El Greco was a Spanish Renaissance master painter, sculptor, and architect. Born (1541- April 7, 1614) Domenikos Theotokopoulos in Crete Greece, during a time where it was a part of the Republic of Venice. El Greco was his nickname, meaning “The Greek.” He was known to sign his paintings with his full Greek birth name, and often accompanied by
the word “Cretan.”
Family and Early Training
El Greco came from a prosperous urban family. He is believed to have grown up Greek Orthodox, yet later in his life claimed to be a Roman Catholic. His father, Georgios Theotokopoulos, was a merchant and a tax collector.
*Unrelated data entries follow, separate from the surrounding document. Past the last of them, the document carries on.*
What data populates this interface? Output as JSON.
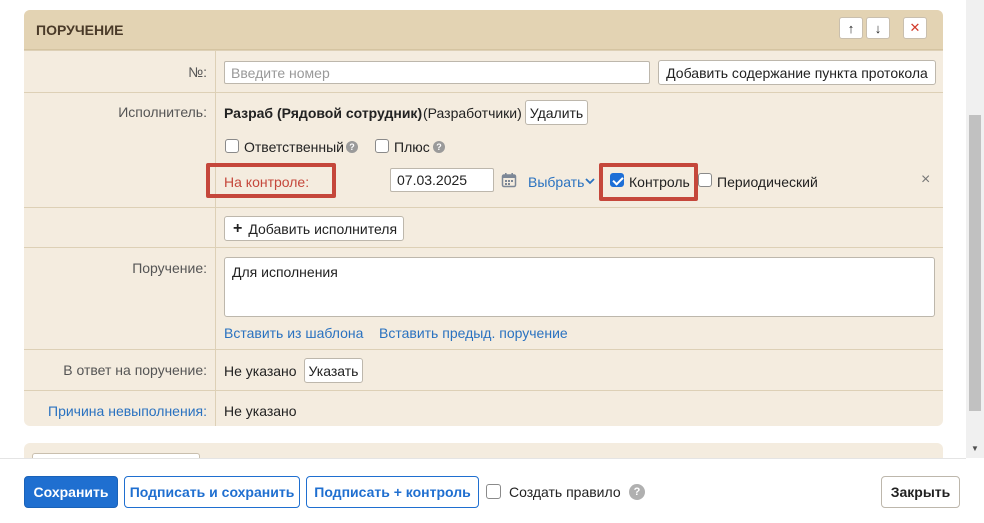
{
  "panel": {
    "title": "ПОРУЧЕНИЕ",
    "move_up_icon": "↑",
    "move_down_icon": "↓",
    "close_icon": "✕"
  },
  "number_row": {
    "label": "№:",
    "placeholder": "Введите номер",
    "add_content_button": "Добавить содержание пункта протокола"
  },
  "executor_row": {
    "label": "Исполнитель:",
    "name": "Разраб (Рядовой сотрудник)",
    "department": "(Разработчики)",
    "delete_button": "Удалить",
    "responsible_label": "Ответственный",
    "plus_label": "Плюс",
    "control_label": "На контроле:",
    "date_value": "07.03.2025",
    "choose_label": "Выбрать",
    "control_checkbox_label": "Контроль",
    "periodic_label": "Периодический",
    "remove_icon": "×"
  },
  "add_executor": {
    "icon": "+",
    "label": "Добавить исполнителя"
  },
  "task_row": {
    "label": "Поручение:",
    "text": "Для исполнения",
    "insert_template": "Вставить из шаблона",
    "insert_previous": "Вставить предыд. поручение"
  },
  "reply_row": {
    "label": "В ответ на поручение:",
    "value": "Не указано",
    "specify_button": "Указать"
  },
  "reason_row": {
    "label": "Причина невыполнения:",
    "value": "Не указано"
  },
  "footer": {
    "save": "Сохранить",
    "sign_save": "Подписать и сохранить",
    "sign_control": "Подписать + контроль",
    "create_rule": "Создать правило",
    "close": "Закрыть"
  },
  "colors": {
    "panel_bg": "#f4ecdf",
    "header_bg": "#e3d3b3",
    "accent": "#1f6fd0",
    "highlight": "#c5473b",
    "link": "#2a72c0"
  }
}
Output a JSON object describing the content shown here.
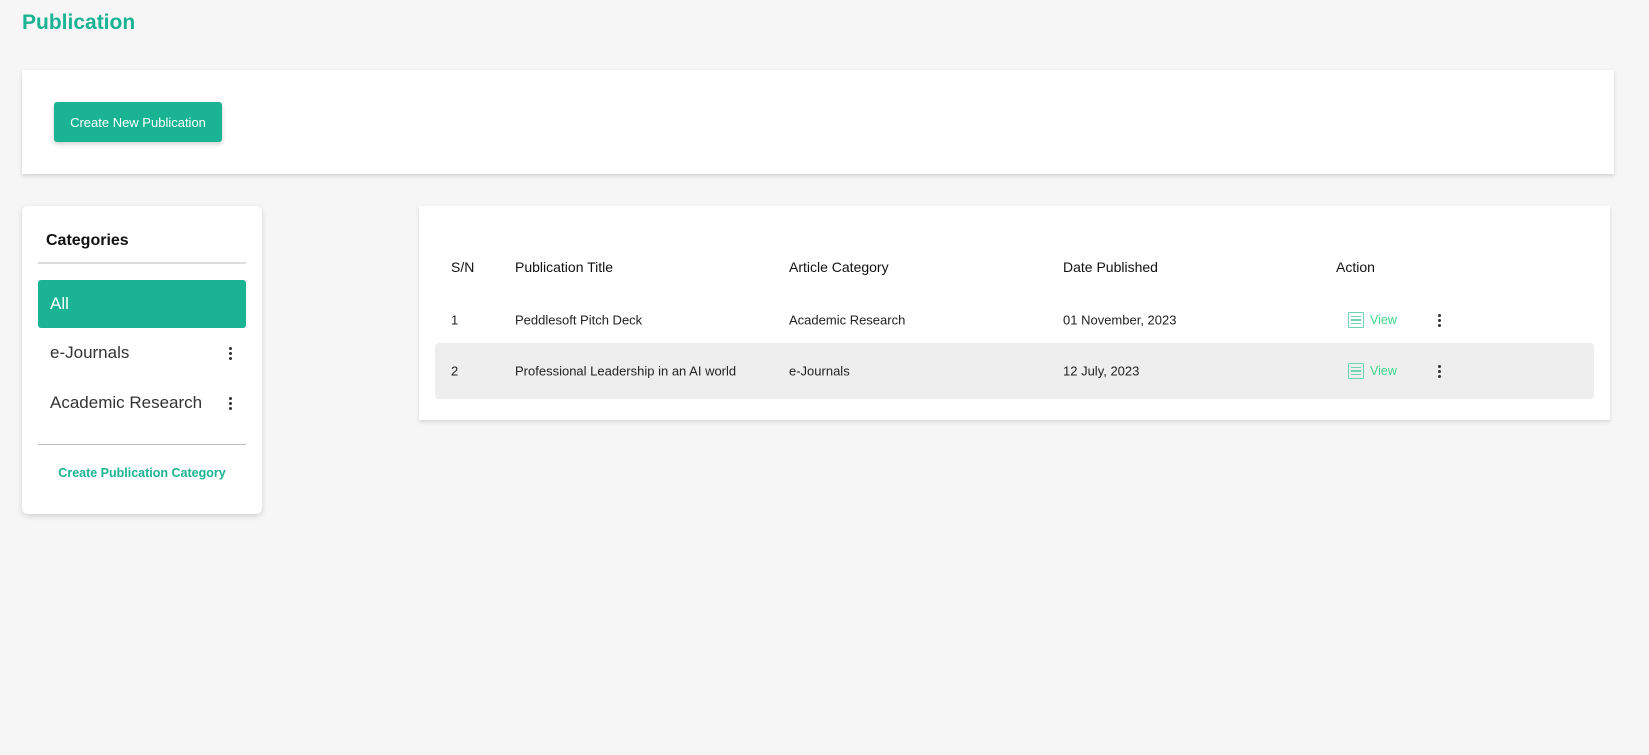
{
  "page": {
    "title": "Publication"
  },
  "toolbar": {
    "create_label": "Create New Publication"
  },
  "categories": {
    "title": "Categories",
    "items": [
      {
        "label": "All",
        "active": true
      },
      {
        "label": "e-Journals",
        "active": false
      },
      {
        "label": "Academic Research",
        "active": false
      }
    ],
    "create_label": "Create Publication Category"
  },
  "table": {
    "headers": [
      "S/N",
      "Publication Title",
      "Article Category",
      "Date Published",
      "Action"
    ],
    "rows": [
      {
        "sn": "1",
        "title": "Peddlesoft Pitch Deck",
        "category": "Academic Research",
        "date": "01 November, 2023",
        "action": "View"
      },
      {
        "sn": "2",
        "title": "Professional Leadership in an AI world",
        "category": "e-Journals",
        "date": "12 July, 2023",
        "action": "View"
      }
    ]
  },
  "colors": {
    "accent": "#1ab394",
    "view_link": "#3dd68c",
    "background": "#f6f6f6"
  },
  "icons": {
    "row_action": "document-icon",
    "menu": "kebab-menu-icon"
  }
}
Nothing is known about his mother, and it is known that he had a brother, Manoussos Theotokopoulos.
El Greco began his training at Cretan school, believed to have been one of the top schools known for post-Byzantine art. He began as an icon painter. El Greco most likely studied the classics of Ancient Greece, as well as some of the Latin classics.
At the age of 26, El Greco set out to Venice, and would eventually travel to Rome. While there he studied under Giulio Clovio, a disciple of Titian. El Greco did not get many commissions aside from some portraits and devotional paintings.
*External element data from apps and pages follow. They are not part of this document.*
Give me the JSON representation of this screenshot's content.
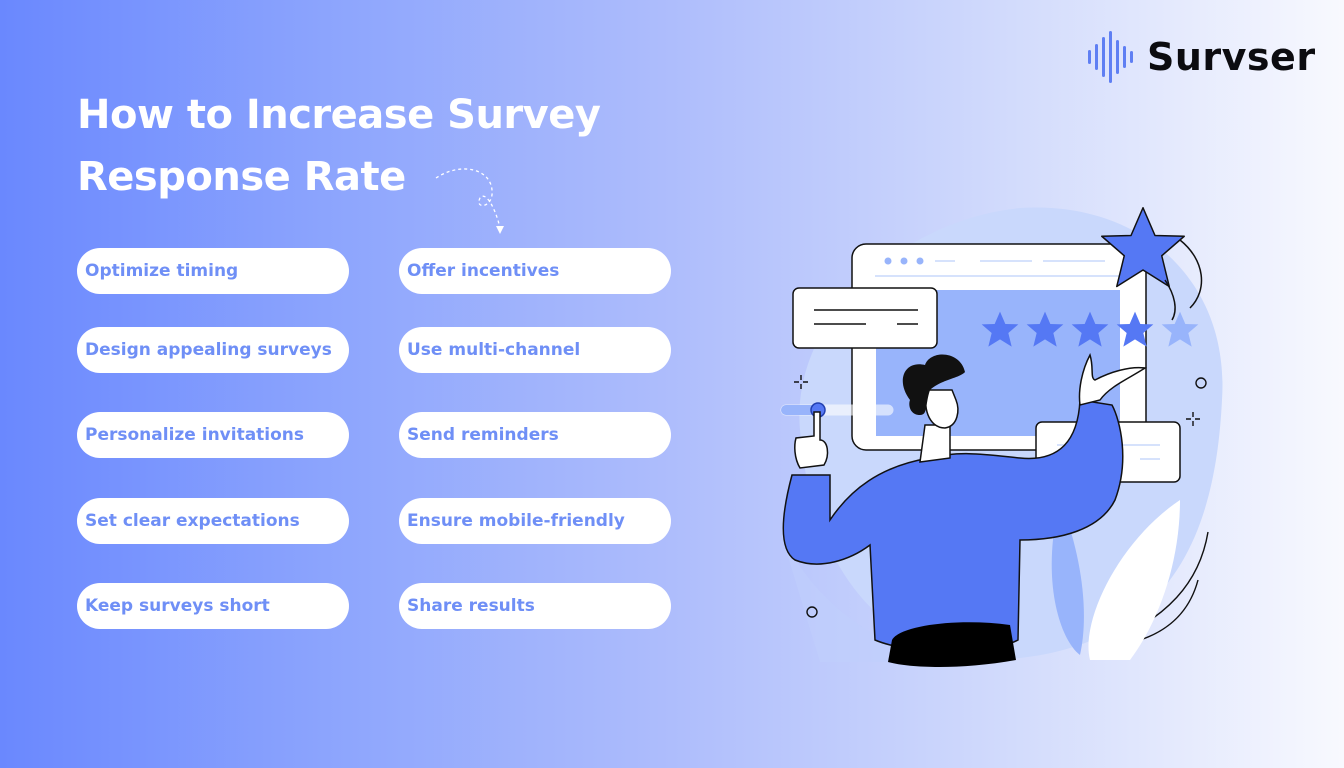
{
  "brand": {
    "logo_icon": "sound-wave-icon",
    "name": "Survser"
  },
  "title": {
    "line1": "How to Increase Survey",
    "line2": "Response Rate"
  },
  "tips_left": [
    {
      "label": "Optimize timing"
    },
    {
      "label": "Design appealing surveys"
    },
    {
      "label": "Personalize invitations"
    },
    {
      "label": "Set clear expectations"
    },
    {
      "label": "Keep surveys short"
    }
  ],
  "tips_right": [
    {
      "label": "Offer incentives"
    },
    {
      "label": "Use multi-channel"
    },
    {
      "label": "Send reminders"
    },
    {
      "label": "Ensure mobile-friendly"
    },
    {
      "label": "Share results"
    }
  ],
  "illustration": {
    "description": "person-rating-stars",
    "rating_stars_filled": 4,
    "rating_stars_total": 5
  },
  "colors": {
    "accent": "#5578f4",
    "pill_text": "#6f8ff6",
    "title_text": "#ffffff",
    "brand_text": "#0c0c10"
  }
}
During his time in Italy, El Greco mastered the elements of Renaissance paintings: perspective, proportionate figures, and engaging composition.
Interestingly, upon his arrival to Italy, Michelangelo and Raphael were dead. Despite their influence in his art, El Greco is known to have thought negatively of Michelangelo as a painter. This would eventually lead to people’s dislike of El Greco in Rome.
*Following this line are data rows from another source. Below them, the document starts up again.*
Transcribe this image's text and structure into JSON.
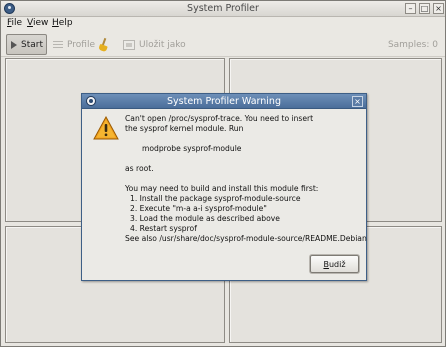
{
  "window": {
    "title": "System Profiler",
    "controls": {
      "minimize": "–",
      "maximize": "□",
      "close": "×"
    }
  },
  "menubar": {
    "items": [
      {
        "mnemonic": "F",
        "rest": "ile"
      },
      {
        "mnemonic": "V",
        "rest": "iew"
      },
      {
        "mnemonic": "H",
        "rest": "elp"
      }
    ]
  },
  "toolbar": {
    "start_label": "Start",
    "profile_label": "Profile",
    "save_label": "Uložit jako",
    "samples_text": "Samples: 0"
  },
  "dialog": {
    "title": "System Profiler Warning",
    "close_glyph": "×",
    "message": {
      "line1": "Can't open /proc/sysprof-trace. You need to insert",
      "line2": "the sysprof kernel module. Run",
      "command": "modprobe sysprof-module",
      "line3": "as root.",
      "line4": "You may need to build and install this module first:",
      "steps": [
        "1. Install the package sysprof-module-source",
        "2. Execute \"m-a a-i sysprof-module\"",
        "3. Load the module as described above",
        "4. Restart sysprof"
      ],
      "line5": "See also /usr/share/doc/sysprof-module-source/README.Debian"
    },
    "ok_button": {
      "mnemonic": "B",
      "rest": "udiž"
    }
  },
  "colors": {
    "dialog_titlebar": "#5a7ca8",
    "warning_fill": "#f0a020"
  }
}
“He was a good man, but he did not know how to paint.”
El Greco’s thoughts about Michelangelo
After ten years in Italy, El Greco makes the move to Toledo, Spain, the religious capital of the country. When he arrives, King Philip II is in search of good artists since Titian is dead, and Tintoretto, among other artists refused to travel to Spain. There El Greco is commissioned to paint for the church of Santo Domingo el Antiguo. El Greco is able to complete nine paintings including El Espolio and Assumption of the Virgin.
The King would later commission him for yet more work, yet there were two pieces of work that the King did not like. These pieces of work include the Allegory of Holy League, and Martyrdom of St. Maurice. The exact reasons of the Kings discontentment is unknown. It is believed that perhaps Philip II did not like that El Greco included living people in the paintings. Or perhaps the paintings went against the rules of the Counter-Reformation movement.
El Greco is believed to have influenced Cubism. Much of his work depicts elongated and twisting forms, radical foreshortening, and unreal colors. He is believed to have influenced artists like Paul Cezanne, Pablo Picasso, and Manet.